Lawsuit Questions the Safety of Guardrails

By Kim Smiley

A whistleblower lawsuit claims that tens of thousands of guardrails installed across the US may be unsafe.  The concern is that the specific design of the guardrail in question, the ET-Plus, can jam when hit and puncture cars, potentially causing injury, rather than curling away as intended.

This issue has more questions than answers at this point, but an initial Cause Map can be built to document what is currently known.  A question mark should be added to any cause that is suspected, but has not been proven with evidence.  As more information, both new causes and evidence, becomes available the Cause Map can easily be expanded to incorporate it.
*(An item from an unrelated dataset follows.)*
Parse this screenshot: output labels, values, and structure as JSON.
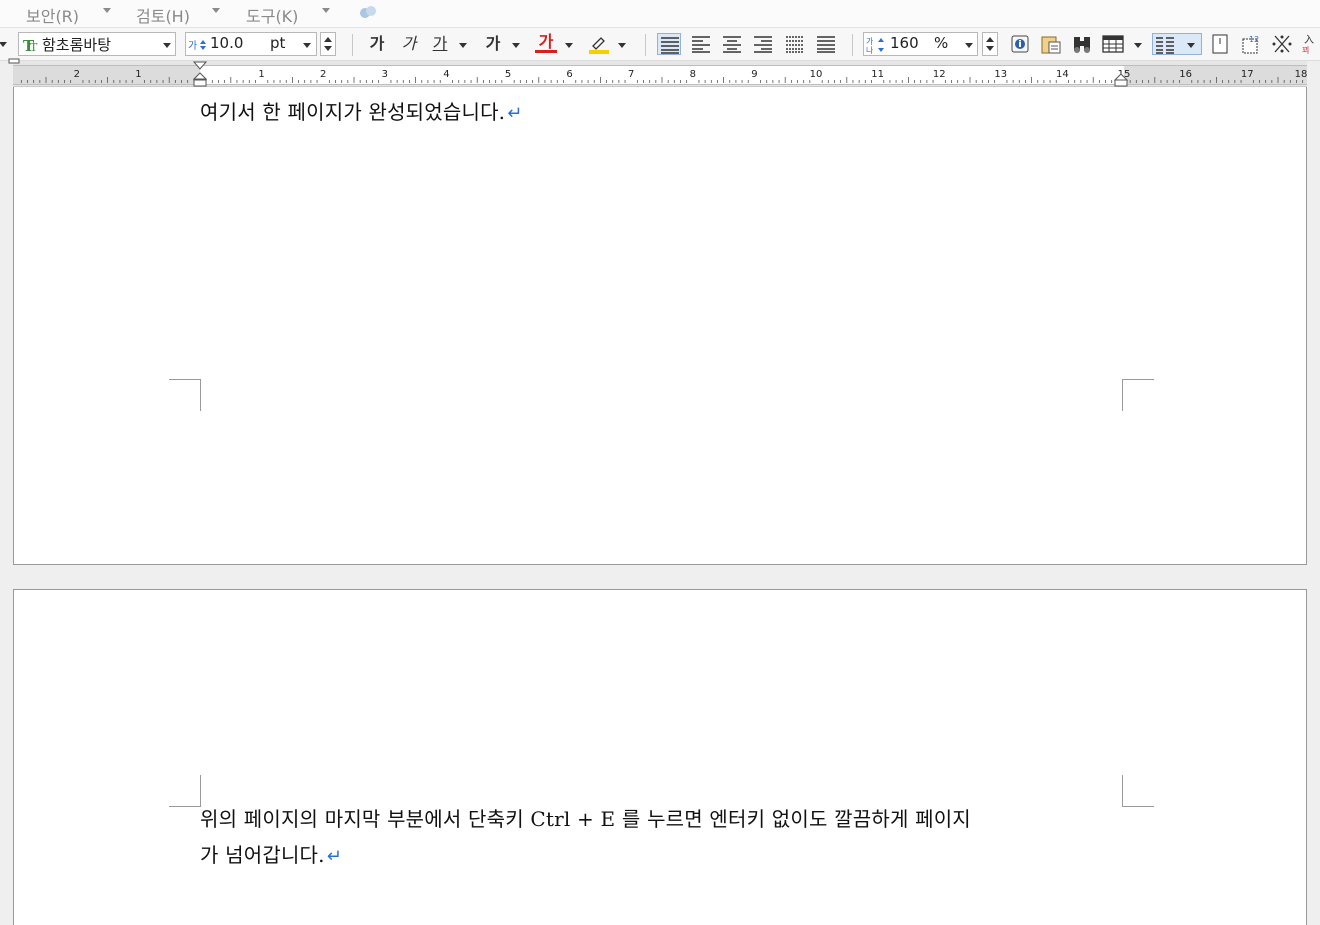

In this example, the primary concern, both from a safety and regulation standpoint, about the guardrails are centered on a design change made in 2005.  The size of the energy-absorbing end terminal was changed from five inches to four.  The modification was apparently made as a cost-saving measure.   The lawsuit alleges that federal authorities were never alerted to the design change so it never received the required review and approval.  It appears that federal authorities were not alerted until a patent case bought up the issue in 2012.

The reduction in the size of the end terminals may have affected how the guardrails function during auto accidents.  The lawsuit claims that five deaths and other injuries from at least 14 auto accidents can be attributed to the new design of guardrails.  The Federal Highway Administration has stated that the guardrails meet crash-test criteria, but three states (Missouri, Nevada and Massachusetts) are taking the concerns seriously enough to ban further installation of the guardrails pending completion of the investigation.

This issue is a classic proverbial can of worms.  Up to a billion dollars could be at stake in the lawsuit and the man who filed the lawsuit could get a significant cut of the payout.  There are potential testing requirement issues that need to be considered if the guardrails are passing crash tests, but causing injuries.  There are concerns over whether the company properly informed the federal government about design changes, which is a particularly sensitive topic following the recent GM ignition switch issues.  All and all, this should be a very interesting topic to follow as it plays out.

To view a high level Cause Map of this issue, click on “Download PDF” above.